Torrential rain washed away top seed Maria Sharapova's eagerly-awaited 2008 French Open bow on Tuesday as Russian compatriot Svetlana Kuznetsova sailed into the second round.
Start of play on the third day of the tournament was delayed by almost three hours as Roland Garros was swamped by a deluge which resulted in 20 of the day's scheduled 72 ties being put back to Wednesday.
Sadly for the wet and cold crowd, one of those was Sharapova's match-up against fellow Russian Evgeniya Rodina.
Fourth seed Kuznetsova, the 2006 runner-up to the now-retired Justine Henin, saw off Japan's Aiko Nakamura 6-2, 6-3 and will face either America's Vania King or French wildcard Violette Huck for a place in the last 32.
Kuznetsova, a former US Open champion, took just over an hour to see off world 71 Nakamura as she tries to fulfill Henin's prediction that she could be the likely winner of the 2008 title.
"I spoke to her and she told me that this could be my year and that really cheered me up," said the 22-year-old who was of only two players to complete matches before the rain returned to cause another lengthy delay.
Fellow Russian Dinara Safina, the 13th seed was also safely through seeing off Kateryna Bondarenko of Ukraine 6-1, 6-3 to set up a clash with either Croatia's Karolina Sprem or Slovakian qualifier Magdalena Rybarikova.
Kuznetsova said she enjoyed the bleak, heavy atmosphere in the French capital.
"I hit the ball big and heavy and these conditions were very heavy so I felt very comfortable especially with her ball being flat and slow," she said.
Later Tuesday, Rafael Nadal, the triple men's champion, was due to face Brazilian qualifier Thomaz Bellucci with the Spaniard hoping to take a first step towards joining Bjorn Borg as the only man to win four successive men's titles here.
Russian fourth seed Nikolay Davydenko, a semi-finalist in 2007, was taking on Swedish veteran Thomas Johansson, the 2002 Australian Open champion.
If he comes through that he could meet compatriot, and former world number one, Marat Safin who was facing Monaco's Jean-Rene Lisnard in his first round match.
Safin is one of three former number ones in action Tuesday.

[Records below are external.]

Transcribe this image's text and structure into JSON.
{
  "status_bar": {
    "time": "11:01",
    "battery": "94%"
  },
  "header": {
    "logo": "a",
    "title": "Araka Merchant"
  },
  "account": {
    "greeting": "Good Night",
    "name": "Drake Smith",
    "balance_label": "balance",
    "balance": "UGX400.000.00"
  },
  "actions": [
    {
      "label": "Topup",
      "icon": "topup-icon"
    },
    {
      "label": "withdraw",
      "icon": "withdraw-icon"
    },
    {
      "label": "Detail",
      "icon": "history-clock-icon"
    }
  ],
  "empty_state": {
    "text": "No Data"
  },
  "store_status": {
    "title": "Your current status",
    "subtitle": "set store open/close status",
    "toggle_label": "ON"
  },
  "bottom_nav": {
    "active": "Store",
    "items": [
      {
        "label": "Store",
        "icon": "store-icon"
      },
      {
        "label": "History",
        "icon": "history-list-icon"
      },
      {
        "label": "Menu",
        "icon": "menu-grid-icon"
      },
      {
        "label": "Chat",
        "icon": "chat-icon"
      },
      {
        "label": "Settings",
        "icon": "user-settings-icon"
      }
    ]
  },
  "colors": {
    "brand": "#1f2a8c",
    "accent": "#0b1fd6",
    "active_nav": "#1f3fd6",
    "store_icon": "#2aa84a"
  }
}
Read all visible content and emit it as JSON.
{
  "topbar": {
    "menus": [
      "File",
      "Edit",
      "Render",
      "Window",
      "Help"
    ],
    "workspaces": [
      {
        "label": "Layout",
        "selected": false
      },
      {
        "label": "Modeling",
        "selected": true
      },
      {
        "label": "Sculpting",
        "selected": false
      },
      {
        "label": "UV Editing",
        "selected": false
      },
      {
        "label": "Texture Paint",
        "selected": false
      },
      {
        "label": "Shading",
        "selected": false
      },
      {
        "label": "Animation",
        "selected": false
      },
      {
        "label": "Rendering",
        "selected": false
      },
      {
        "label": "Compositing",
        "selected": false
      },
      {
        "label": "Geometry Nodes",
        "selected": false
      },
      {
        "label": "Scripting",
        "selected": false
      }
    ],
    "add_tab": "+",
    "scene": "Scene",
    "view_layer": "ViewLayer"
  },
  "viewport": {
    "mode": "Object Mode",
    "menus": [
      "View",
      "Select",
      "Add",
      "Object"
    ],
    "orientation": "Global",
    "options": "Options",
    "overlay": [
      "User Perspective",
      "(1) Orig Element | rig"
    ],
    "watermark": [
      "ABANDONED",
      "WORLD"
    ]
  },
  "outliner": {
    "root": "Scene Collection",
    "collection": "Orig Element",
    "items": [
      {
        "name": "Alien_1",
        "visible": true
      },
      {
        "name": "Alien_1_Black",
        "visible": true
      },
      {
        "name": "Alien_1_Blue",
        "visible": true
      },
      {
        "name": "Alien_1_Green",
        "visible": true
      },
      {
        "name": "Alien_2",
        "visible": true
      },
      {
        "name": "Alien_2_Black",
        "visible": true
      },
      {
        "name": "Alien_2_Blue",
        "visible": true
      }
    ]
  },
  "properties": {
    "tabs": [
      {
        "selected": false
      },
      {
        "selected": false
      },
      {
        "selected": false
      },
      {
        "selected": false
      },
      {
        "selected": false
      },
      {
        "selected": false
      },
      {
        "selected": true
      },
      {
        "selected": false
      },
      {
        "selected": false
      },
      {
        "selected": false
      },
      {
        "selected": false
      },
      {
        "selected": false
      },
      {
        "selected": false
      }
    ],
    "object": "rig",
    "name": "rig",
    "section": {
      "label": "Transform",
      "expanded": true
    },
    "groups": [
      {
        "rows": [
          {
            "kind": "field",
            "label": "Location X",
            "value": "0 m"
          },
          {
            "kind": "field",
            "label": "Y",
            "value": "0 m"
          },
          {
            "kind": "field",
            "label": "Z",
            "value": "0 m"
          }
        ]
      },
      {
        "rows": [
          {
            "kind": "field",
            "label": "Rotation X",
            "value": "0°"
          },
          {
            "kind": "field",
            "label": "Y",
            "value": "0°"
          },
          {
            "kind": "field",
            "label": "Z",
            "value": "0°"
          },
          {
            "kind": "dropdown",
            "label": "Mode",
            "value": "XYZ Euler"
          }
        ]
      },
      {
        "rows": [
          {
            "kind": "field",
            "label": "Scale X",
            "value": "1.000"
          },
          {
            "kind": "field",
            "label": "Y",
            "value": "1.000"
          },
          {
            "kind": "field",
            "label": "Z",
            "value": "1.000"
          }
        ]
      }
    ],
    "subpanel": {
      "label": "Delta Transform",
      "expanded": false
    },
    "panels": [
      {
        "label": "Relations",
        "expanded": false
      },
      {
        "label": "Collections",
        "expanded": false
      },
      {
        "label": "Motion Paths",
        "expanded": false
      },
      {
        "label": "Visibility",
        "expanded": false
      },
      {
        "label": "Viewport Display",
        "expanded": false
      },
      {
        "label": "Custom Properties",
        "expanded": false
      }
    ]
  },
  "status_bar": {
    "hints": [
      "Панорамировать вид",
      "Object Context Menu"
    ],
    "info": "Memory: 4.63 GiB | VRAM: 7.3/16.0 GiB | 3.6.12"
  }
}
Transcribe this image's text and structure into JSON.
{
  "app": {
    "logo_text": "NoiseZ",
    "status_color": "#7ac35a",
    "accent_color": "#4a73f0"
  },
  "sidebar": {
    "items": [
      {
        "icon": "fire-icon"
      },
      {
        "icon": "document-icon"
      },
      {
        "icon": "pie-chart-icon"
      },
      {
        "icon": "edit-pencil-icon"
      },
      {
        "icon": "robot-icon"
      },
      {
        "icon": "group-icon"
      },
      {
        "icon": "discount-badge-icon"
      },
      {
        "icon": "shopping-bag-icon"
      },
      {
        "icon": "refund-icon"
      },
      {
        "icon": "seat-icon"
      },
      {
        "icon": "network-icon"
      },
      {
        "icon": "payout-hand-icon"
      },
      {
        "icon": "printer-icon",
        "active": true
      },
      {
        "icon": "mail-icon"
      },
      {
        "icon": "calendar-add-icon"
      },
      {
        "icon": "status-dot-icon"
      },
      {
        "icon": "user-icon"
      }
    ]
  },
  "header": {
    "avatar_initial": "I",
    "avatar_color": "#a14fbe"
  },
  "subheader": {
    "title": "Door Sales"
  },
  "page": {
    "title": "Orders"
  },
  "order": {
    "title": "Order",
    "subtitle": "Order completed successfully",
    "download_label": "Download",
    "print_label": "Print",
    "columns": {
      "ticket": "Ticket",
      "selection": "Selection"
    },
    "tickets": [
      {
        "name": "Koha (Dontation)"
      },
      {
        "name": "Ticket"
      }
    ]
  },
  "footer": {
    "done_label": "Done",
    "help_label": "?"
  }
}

Juan Carlos Ferrero, the 2003 French Open winner, faces Brazil's Marcos Daniel while Australia's Lleyton Hewitt, a quarter-finalist in 2001 and 2004, meets France's Nicolas Mahut.
Hewitt arrived in Paris nursing a painful hip injury and hasn't played since helping Australia beat Thailand in a Davis Cup play-off in April.